Coding for Change: Mentoring Afghanistan’s tech girls

May 12, 2017

code-to-inspire code

Submitted by Nahid Ahmadi, Mentor at Code to Inspire  - an organisation which uses technology education and outreach to provide Afghan women with leverage in their fight for social, political, and economic equality. This blog is part of the UN Girls’ Education Initiative’s #STEMtheGap series,  focussing on women and girls in Science, Technology, Engineering and Mathematics. Photo credit: Code to Inspire. 

I don’t need to tell you the importance of technology all over the world in every industry.

Before I received my education in computer science, however, I didn’t know anything about STEM. Once I started to learn about it, I couldn’t stop. I love coding and programming so much, I find it so deeply satisfying that I can spend all day solving problems or creating a program or app with code.

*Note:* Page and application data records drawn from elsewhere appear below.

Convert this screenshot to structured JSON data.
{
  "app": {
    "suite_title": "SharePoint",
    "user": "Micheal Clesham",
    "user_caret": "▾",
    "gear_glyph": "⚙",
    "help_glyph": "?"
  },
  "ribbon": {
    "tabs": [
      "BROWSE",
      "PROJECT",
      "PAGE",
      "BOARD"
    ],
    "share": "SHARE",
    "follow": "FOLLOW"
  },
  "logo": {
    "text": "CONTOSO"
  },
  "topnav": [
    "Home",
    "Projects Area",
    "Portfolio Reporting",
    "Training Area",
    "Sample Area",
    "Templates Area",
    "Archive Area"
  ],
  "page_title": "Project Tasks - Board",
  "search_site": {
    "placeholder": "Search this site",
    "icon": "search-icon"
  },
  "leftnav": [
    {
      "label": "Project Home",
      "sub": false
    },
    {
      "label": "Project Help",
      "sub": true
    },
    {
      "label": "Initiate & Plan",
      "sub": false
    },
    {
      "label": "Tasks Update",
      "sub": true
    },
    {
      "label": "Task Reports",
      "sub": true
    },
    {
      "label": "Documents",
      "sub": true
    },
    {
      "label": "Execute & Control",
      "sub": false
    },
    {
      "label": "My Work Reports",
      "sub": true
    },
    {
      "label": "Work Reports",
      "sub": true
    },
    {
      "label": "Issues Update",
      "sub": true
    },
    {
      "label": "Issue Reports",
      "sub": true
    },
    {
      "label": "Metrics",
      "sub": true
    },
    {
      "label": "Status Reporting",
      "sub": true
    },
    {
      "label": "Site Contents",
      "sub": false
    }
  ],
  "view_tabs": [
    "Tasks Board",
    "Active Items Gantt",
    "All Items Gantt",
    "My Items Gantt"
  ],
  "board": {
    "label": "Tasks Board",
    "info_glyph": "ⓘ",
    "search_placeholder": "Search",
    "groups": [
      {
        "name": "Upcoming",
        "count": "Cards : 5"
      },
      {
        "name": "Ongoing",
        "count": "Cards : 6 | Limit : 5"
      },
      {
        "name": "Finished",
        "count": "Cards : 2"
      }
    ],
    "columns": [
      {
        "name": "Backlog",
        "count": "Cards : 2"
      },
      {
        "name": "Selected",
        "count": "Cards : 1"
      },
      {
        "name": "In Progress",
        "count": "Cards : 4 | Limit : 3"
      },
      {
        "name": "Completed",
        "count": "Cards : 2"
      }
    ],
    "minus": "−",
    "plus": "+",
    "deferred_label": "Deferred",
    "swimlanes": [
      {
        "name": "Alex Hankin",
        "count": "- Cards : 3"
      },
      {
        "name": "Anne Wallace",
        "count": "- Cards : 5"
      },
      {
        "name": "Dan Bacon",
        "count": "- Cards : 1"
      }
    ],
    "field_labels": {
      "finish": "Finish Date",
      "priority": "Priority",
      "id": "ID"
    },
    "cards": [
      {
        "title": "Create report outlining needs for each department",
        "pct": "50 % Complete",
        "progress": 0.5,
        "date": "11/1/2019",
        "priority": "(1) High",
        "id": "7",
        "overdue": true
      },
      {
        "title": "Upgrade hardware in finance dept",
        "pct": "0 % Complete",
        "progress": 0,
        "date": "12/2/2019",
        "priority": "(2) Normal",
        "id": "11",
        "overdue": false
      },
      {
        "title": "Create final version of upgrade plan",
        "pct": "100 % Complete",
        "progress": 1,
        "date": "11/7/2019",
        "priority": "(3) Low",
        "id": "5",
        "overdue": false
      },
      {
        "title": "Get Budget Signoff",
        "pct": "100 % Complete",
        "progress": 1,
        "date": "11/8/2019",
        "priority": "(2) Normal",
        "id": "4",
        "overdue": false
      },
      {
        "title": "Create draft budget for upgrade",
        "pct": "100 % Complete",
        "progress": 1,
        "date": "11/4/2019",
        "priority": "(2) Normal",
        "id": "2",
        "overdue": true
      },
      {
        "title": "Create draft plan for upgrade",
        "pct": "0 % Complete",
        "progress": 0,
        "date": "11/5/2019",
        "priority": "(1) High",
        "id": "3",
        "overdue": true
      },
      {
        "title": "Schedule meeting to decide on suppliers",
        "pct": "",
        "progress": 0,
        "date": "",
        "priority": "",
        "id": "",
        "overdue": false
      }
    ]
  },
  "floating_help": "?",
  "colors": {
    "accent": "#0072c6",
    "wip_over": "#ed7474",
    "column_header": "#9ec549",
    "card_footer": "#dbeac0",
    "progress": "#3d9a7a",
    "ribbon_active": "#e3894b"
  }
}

If I felt that way once I received my education, I wondered, how would the rest of the women in my country feel if they were awarded the same opportunity to create, code, and earn money.  They would probably be able to help solve some of our country’s most menacing problems if they had the right tools.

For women and girls in Afghanistan, however, safety is one of our biggest challenges. It’s not safe for us to walk outside by ourselves, so it’s nearly impossible to be able to go to school, then college, and then, ultimately, work at a fulfilling, well-paying job if we can’t even run out to grab a coffee on our own. You can imagine, as well, that it’s not great for the self-esteem of Afghan women that we don’t have access to such a basic right, and that our society tells us we can’t be trusted to be out on our own.

Code to Inspire, however, is teaching the next generation of women a different narrative about themselves. Men aren’t the only ones in our country who can learn the skills that can propel them into a global marketplace. In fact, through the many transformational powers of the internet, Afghan girls can code and utilize social media to promote their work.

As a teacher, I’ve been able to see our students learn so much and make such remarkable progress in a short period of time. They use their education and imagination to create games, to present the cultures of their country and solve its problems. For example, some of my students develop websites to help Afghan business women and artists grow their businesses internationally. In this way, they are making a clear path for women in tech in our country.

Give them a few years a decent job opportunity, and we’ll really start to see some perceptions shift. Men are noticing what our students are doing, and realizing that women and girls are more than capable of receiving a great education that leads to fulfilling work and a stable income.  Better yet, because women can code and program from home after they graduate from our school, they can earn a wage from the safety of their own home.

While, of course, we would love our country to be safe enough that women can leave their homes comfortably, we have to work within the system we have – not the system we want. By enabling our students to work from their homes, I’m so proud of the progress we’ve been able to make within the confines of Afghan culture.

Not only are we making our country a more equal place, we are improving the self-esteem of our students. That is no easy feat, no matter where you the world you live, to improve the self-esteem of young women! We show them that they have the tools to combat poverty at home while engaging in social media to leave a global footprint. They can solve their society’s problems by developing their own ideas through websites, apps, and games that we teach them. That’s how we start to see their self-image and self-worth improve.

By giving women a path to careers in tech in Afghanistan, we’ve tapped into a real market need: women in Afghanistan rarely work professionally, and the Afghan workforce needs more tech talent. It’s actually becoming easier for women here to get a job in tech than in other fields because it’s still so new to us, and not a ton of Afghans are educated in tech.  By fulfilling both needs, I can see a shining, bright future for my country

In particular, and most importantly, I think, is social media. Women here tend to be more engaged with social media than men, giving them a leg-up, because it basically opens up the entire world to them. Not only can Afghan women utilize their social media presence to connect with potential employers the world over, but they’re also more informed, as result, of international trends and needs. In a lot of ways, Twitter and Facebook enable our students to tear down borders and connect with the entire world, no matter where they and their laptops are.


Screen Shot 2017-05-11 at 17.47.00About the Author
Since August 2015, Nahid Ahmadi has been a mentor with Code to Inspire, the first coding school in Afghanistan for girls.Before Code to Inspire, she was a tutor in Computer Science at Herat University and worked as web developer. She is an alumnae of Herat University where she earned her degree in Software Engineering in 2015.